### RECORDS PROVIDED
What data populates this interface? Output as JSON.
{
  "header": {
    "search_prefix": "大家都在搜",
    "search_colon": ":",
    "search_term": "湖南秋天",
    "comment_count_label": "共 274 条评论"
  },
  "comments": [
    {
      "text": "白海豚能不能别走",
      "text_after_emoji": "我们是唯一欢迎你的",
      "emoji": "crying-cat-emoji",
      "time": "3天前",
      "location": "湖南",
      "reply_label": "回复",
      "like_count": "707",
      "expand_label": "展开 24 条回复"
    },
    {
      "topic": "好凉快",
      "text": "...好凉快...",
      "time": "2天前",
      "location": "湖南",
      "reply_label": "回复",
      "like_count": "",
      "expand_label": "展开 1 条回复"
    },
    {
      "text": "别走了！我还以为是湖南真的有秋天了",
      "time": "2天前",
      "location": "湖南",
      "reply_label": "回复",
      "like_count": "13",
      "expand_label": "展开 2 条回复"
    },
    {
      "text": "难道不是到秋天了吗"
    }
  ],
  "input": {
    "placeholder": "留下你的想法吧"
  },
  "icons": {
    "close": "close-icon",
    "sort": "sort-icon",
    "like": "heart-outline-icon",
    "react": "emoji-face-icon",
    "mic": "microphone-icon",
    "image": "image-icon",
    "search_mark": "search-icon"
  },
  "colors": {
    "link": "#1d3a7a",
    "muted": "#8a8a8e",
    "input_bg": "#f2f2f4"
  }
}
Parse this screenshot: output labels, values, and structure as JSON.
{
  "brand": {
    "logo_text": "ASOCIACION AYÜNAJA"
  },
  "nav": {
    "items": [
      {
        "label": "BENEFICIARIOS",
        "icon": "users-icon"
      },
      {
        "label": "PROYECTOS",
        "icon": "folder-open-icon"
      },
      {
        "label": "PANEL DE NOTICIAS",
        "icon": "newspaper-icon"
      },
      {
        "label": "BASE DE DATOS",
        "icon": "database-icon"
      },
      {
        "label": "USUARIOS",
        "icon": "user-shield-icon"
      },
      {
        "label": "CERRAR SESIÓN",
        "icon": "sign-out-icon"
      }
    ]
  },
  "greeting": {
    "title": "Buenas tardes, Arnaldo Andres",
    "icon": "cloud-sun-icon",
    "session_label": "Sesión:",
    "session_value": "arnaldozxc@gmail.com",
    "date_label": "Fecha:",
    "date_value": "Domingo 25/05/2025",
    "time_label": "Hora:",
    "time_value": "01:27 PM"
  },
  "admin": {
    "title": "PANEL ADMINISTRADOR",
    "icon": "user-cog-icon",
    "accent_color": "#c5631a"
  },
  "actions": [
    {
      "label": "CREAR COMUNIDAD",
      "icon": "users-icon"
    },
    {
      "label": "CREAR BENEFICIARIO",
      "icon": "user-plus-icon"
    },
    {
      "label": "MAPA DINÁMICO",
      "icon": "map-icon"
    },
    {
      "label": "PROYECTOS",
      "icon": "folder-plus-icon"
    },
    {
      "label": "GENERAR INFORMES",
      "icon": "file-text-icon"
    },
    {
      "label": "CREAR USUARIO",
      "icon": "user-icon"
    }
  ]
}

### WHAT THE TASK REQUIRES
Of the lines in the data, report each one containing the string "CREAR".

### OUTPUT OF THE EXERCISE
      "label": "CREAR COMUNIDAD",
      "label": "CREAR BENEFICIARIO",
      "label": "CREAR USUARIO",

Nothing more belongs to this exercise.